The 20th Anniversary Edition of the bestselling classic with a new foreword by Wade Davis.
"Tim’s journeys took him not only to Asia, but into an inner world of spirit and faith. He has lived on the streets of India, pursued the Dharma in Himalayan monasteries, and joined the community of monks at Wat Pah Nanachat in the jungles of Thailand – a commitment detailed with such humour, honesty and grace in What the Buddha Never Taught".
– Wade Davis, author of The Wayfinders, from the new foreword.
There is a place in the jungles of northeastern Thailand where Westerners can live according to the monastic rules laid down over 2,500 years ago by the Buddha. Author and journalist Tim Ward sought enlightenment and spent a season in this unique Buddhist monastery-one of the strictest in Southeast Asia. His affectionate "behind the robes" book about the rigors and foibles of monastic life at Wat Pah Nanchat has become a modern Buddhist classic.
How does a monk handle coming face to face with a cobra coiled behind a toilet door? Can Mr. Chicago - a former real estate tycoon - really find liberation in a 10" X 10" wooden hut? How does a would-be-monk manage to meditate with the incessant clouds of mosquitoes hovering overhead, when the precepts prohibit killing all sentient beings? And how do Tim and the others react when Thai villagers put a Mars Bar in their begging bowls?
By turns humorous, iconoclastic and inspiring, What the Buddha Never Taught was a best seller in Canada, a Book of the month selection in the US, and has been translated into five languages, and used as a university text for classes in Asian and Religious studies.
According to Ward's delightful account of a stay in a Buddhist monastery in Thailand, there are many things that the Buddha never taught. One is the extreme rigor of the Pah Nanachat monastery, involving rising at 3 a.m. for chanting, walking on gravel roads in bare feet and eating only one meal a day. Another, Ward concludes, is that all this self-denial and sacrifice is ultimately hollow. The final lesson is the redemptive power of laughter. Ward, a Canadian journalist, traveled around Asia for six years, eventually winding up at Pah Nanachat, which was built to spread Theravada Buddhism to farangs (or non-Thais). Among the motley crew the author finds at the monastery are an ex-gospel singer from England, a former accountant from China and a former real estate millionaire from Chicago. The head monk is an Australian who used to play jazz guitar in his last life. The book is Ward's affectionate, and often very humorous, account of his sojourn in this place of meditation and renunciation.
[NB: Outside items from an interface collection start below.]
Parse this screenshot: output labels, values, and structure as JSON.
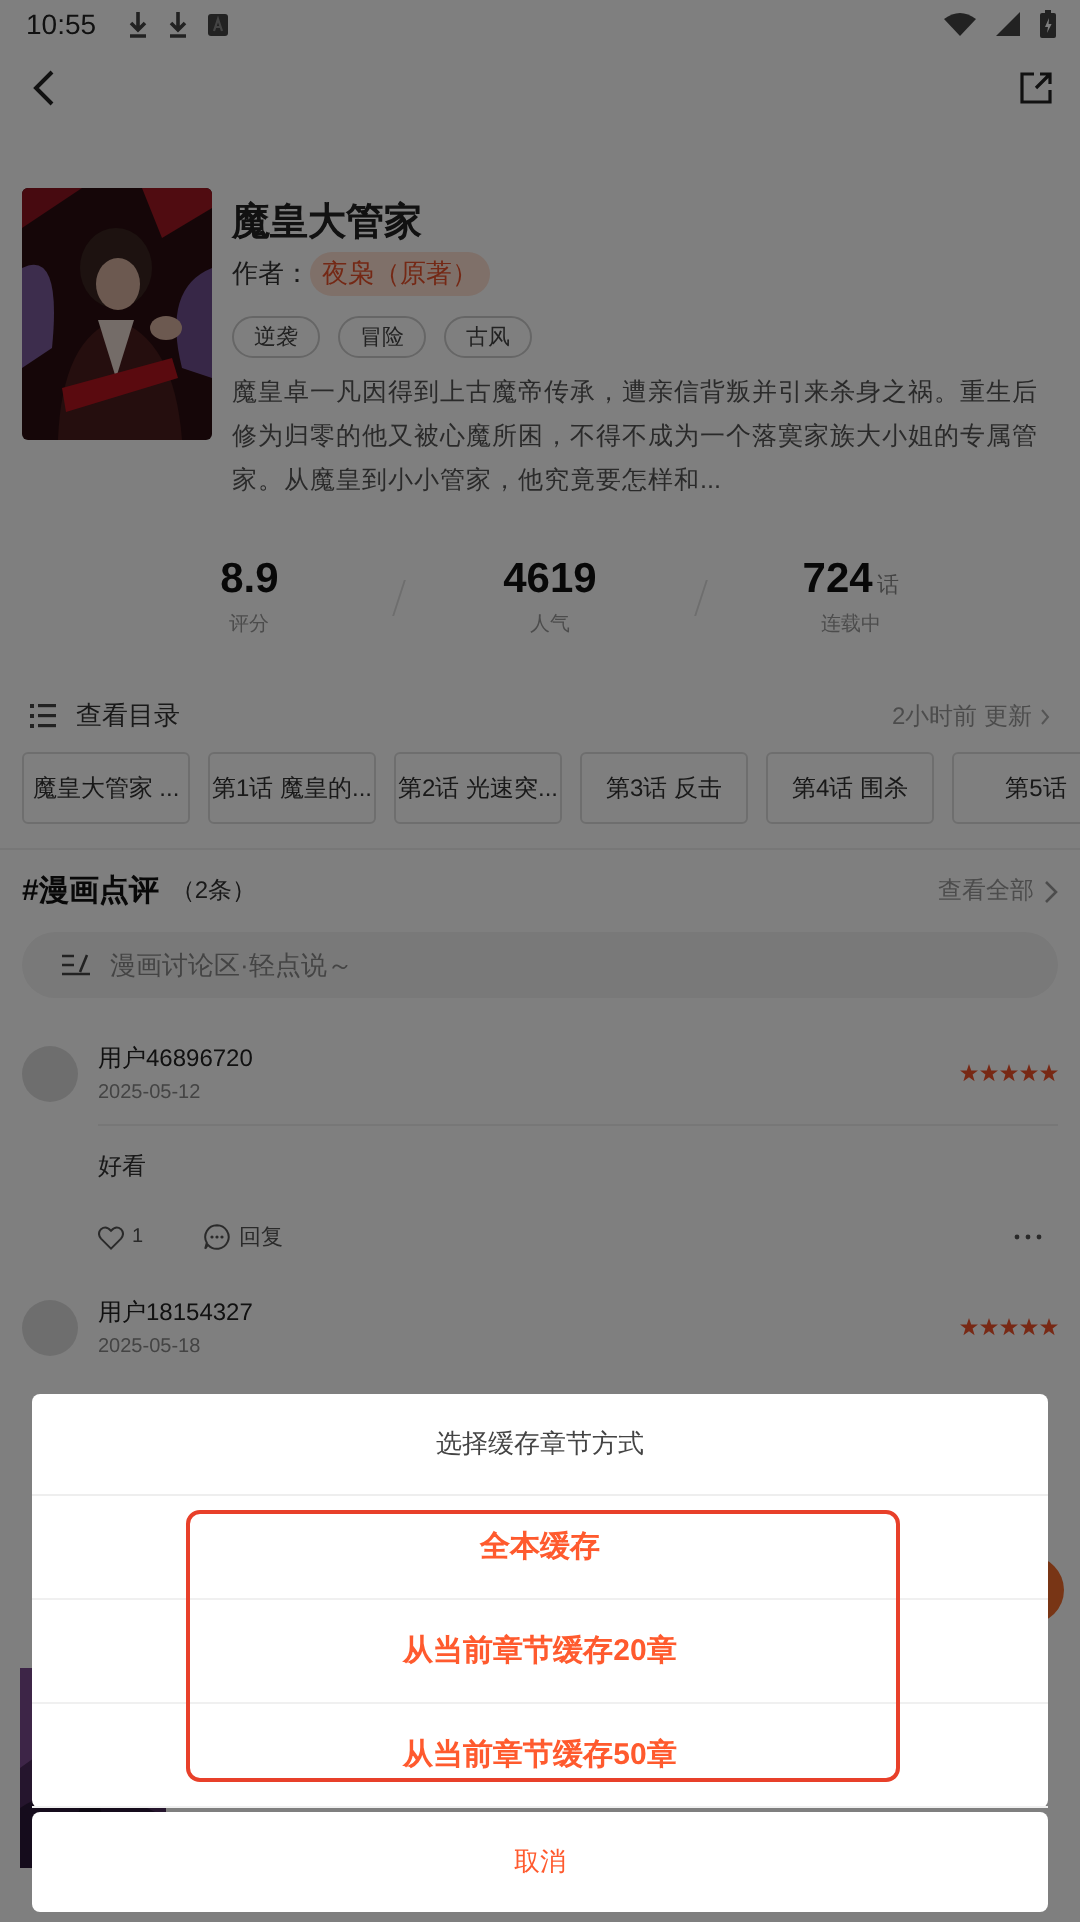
{
  "status_bar": {
    "time": "10:55"
  },
  "comic": {
    "title": "魔皇大管家",
    "author_label": "作者：",
    "author": "夜枭（原著）",
    "tags": [
      "逆袭",
      "冒险",
      "古风"
    ],
    "description": "魔皇卓一凡因得到上古魔帝传承，遭亲信背叛并引来杀身之祸。重生后修为归零的他又被心魔所困，不得不成为一个落寞家族大小姐的专属管家。从魔皇到小小管家，他究竟要怎样和..."
  },
  "stats": [
    {
      "value": "8.9",
      "label": "评分"
    },
    {
      "value": "4619",
      "label": "人气"
    },
    {
      "value": "724",
      "unit": "话",
      "label": "连载中"
    }
  ],
  "catalog": {
    "label": "查看目录",
    "updated": "2小时前 更新",
    "chapters": [
      "魔皇大管家 ...",
      "第1话 魔皇的...",
      "第2话 光速突...",
      "第3话 反击",
      "第4话 围杀",
      "第5话"
    ]
  },
  "reviews": {
    "title": "#漫画点评",
    "count": "（2条）",
    "view_all": "查看全部",
    "placeholder": "漫画讨论区·轻点说～",
    "comments": [
      {
        "user": "用户46896720",
        "date": "2025-05-12",
        "stars": 5,
        "text": "好看",
        "likes": "1",
        "reply": "回复"
      },
      {
        "user": "用户18154327",
        "date": "2025-05-18",
        "stars": 5
      }
    ]
  },
  "dialog": {
    "title": "选择缓存章节方式",
    "framed": true,
    "options": [
      "全本缓存",
      "从当前章节缓存20章",
      "从当前章节缓存50章"
    ],
    "cancel": "取消"
  }
}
The volume could have been improved by some sharp editing, but its little redundancies and repetitions help capture the often monotonous life of the monk.